== Segment start ==
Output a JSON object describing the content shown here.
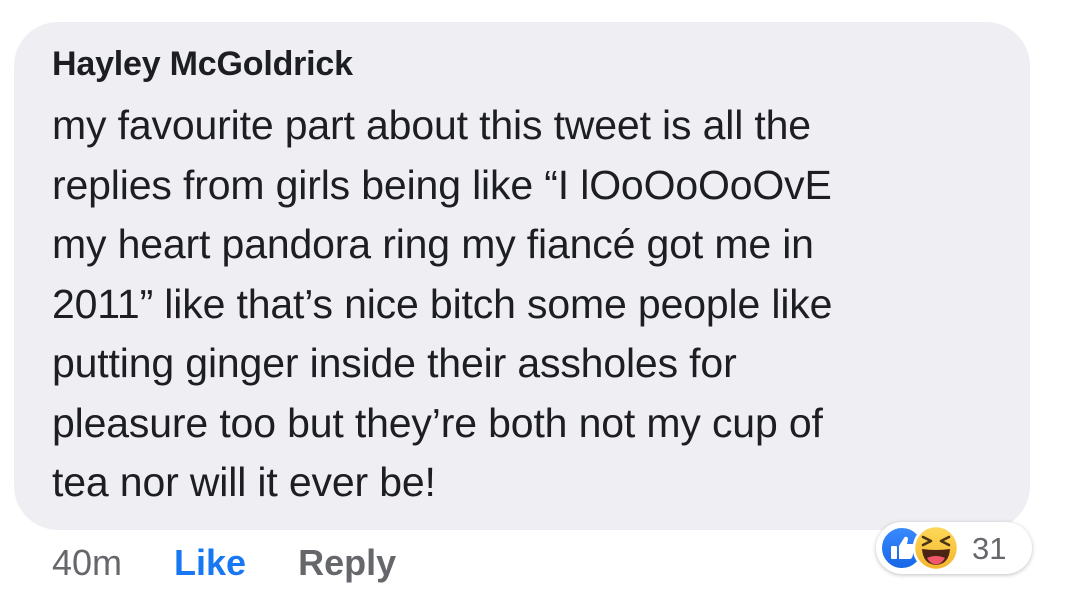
{
  "comment": {
    "author": "Hayley McGoldrick",
    "lines": [
      "my favourite part about this tweet is all the",
      "replies from girls being like “I lOoOoOoOvE",
      "my heart pandora ring my fiancé got me in",
      "2011” like that’s nice bitch some people like",
      "putting ginger inside their assholes for",
      "pleasure too but they’re both not my cup of",
      "tea nor will it ever be!"
    ]
  },
  "actions": {
    "timestamp": "40m",
    "like_label": "Like",
    "reply_label": "Reply"
  },
  "reactions": {
    "icons": [
      "like-reaction-icon",
      "haha-reaction-icon"
    ],
    "count": "31"
  },
  "colors": {
    "bubble_background": "#efeff3",
    "text": "#1c1e21",
    "secondary_text": "#65676b",
    "like_blue": "#1877f2",
    "haha_yellow": "#f7c436"
  }
}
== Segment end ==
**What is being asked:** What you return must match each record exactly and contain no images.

**Task response:**
Output a JSON object describing the content shown here.
{
  "comment": {
    "author": "Hayley McGoldrick",
    "lines": [
      "my favourite part about this tweet is all the",
      "replies from girls being like “I lOoOoOoOvE",
      "my heart pandora ring my fiancé got me in",
      "2011” like that’s nice bitch some people like",
      "putting ginger inside their assholes for",
      "pleasure too but they’re both not my cup of",
      "tea nor will it ever be!"
    ]
  },
  "actions": {
    "timestamp": "40m",
    "like_label": "Like",
    "reply_label": "Reply"
  },
  "reactions": {
    "icons": [
      "like-reaction-icon",
      "haha-reaction-icon"
    ],
    "count": "31"
  },
  "colors": {
    "bubble_background": "#efeff3",
    "text": "#1c1e21",
    "secondary_text": "#65676b",
    "like_blue": "#1877f2",
    "haha_yellow": "#f7c436"
  }
}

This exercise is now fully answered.